Other problems emerged too. The capital intensive technology led to soil erosion, reduced genetic diversity and soil fertility, displacement of small farmers, rural impoverishment and increased conflict in rural settings.
Lessons for Africa
African countries could benefit from India’s “triple A” approach. This denotes “appropriate, adaptable and affordable” technology for equipment and irrigation. With some adaptation to local rural conditions, these “triple A” technologies can benefit large numbers of small holder farmers who depend heavily on income from agriculture.
And countries on the continent can avoid the shortcomings of the Green Revolution by planning ahead and ring-fencing pitfalls from the outset. This would include managing the high costs of inputs and the negative effects of excessive use of chemical fertilisers. It needs to be recognised that the shift today is towards organic farming.
Political will, state and institutional intervention are essential. This is to ensure that farmers with small farms and meagre incomes can also be part of the Green Revolution.
The crucial questions African governments should ask are:
Should the agriculture sector be viewed solely as a “business sector”?
What approaches should be adopted for financing small holder agriculture?
How can small holder farmers with limited collateral (or none), access credit to combine agriculture and entrepreneurship, and also be able to add value to agricultural products?
One key lesson is that governments need to work with the private sector by providing incentives to invest in agriculture and allied industries. This partnership will ensure that small farmers enjoy access to markets, price stability, minimum post harvest losses and value-addition to their agricultural products.

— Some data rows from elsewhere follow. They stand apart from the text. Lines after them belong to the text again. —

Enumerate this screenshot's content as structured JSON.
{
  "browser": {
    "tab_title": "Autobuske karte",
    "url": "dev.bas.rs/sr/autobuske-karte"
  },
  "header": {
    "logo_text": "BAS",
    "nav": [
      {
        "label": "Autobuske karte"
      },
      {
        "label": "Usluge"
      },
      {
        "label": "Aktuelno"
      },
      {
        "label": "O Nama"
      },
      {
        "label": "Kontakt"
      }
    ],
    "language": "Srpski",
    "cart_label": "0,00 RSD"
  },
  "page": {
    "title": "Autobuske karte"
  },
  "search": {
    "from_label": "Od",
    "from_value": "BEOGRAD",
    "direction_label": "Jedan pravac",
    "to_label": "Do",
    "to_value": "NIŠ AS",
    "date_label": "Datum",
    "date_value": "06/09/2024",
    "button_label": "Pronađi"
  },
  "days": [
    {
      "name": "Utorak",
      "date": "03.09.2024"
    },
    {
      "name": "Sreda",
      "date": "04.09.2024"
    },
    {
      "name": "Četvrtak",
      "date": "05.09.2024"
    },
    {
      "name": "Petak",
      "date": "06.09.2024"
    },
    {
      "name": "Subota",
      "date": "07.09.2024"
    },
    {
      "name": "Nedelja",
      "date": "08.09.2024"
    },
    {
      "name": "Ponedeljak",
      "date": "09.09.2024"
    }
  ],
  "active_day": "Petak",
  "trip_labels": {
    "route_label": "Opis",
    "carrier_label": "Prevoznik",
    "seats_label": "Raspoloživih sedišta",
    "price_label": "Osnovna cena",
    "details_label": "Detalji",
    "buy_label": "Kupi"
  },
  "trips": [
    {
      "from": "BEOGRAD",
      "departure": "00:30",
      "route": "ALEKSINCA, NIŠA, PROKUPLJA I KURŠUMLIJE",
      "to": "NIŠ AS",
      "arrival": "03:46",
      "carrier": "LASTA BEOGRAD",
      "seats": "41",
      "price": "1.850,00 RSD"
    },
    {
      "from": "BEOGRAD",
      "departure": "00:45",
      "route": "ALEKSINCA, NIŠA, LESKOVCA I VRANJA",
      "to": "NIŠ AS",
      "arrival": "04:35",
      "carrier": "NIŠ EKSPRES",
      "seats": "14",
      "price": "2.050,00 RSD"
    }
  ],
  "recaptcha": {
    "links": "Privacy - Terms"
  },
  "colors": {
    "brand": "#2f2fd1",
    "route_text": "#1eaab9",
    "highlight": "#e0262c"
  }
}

At the same time the private sector has to be closely regulated to ensure that the social agenda and profit making motives are carefully balanced.
Africa has the benefit of hindsight in learning from India’s Green Revolution- its advantages and shortfalls. Countries can objectively weigh the pros and cons of technological intervention and adapt them to suit the local conditions, to attain food sufficiency and shape the future of food in the local contexts and the world.
Rhea D’Silva, an M.Phil. candidate at the Department of Sociology, University of Mumbai, and a research associate at the Centre for African Studies contributed to this article.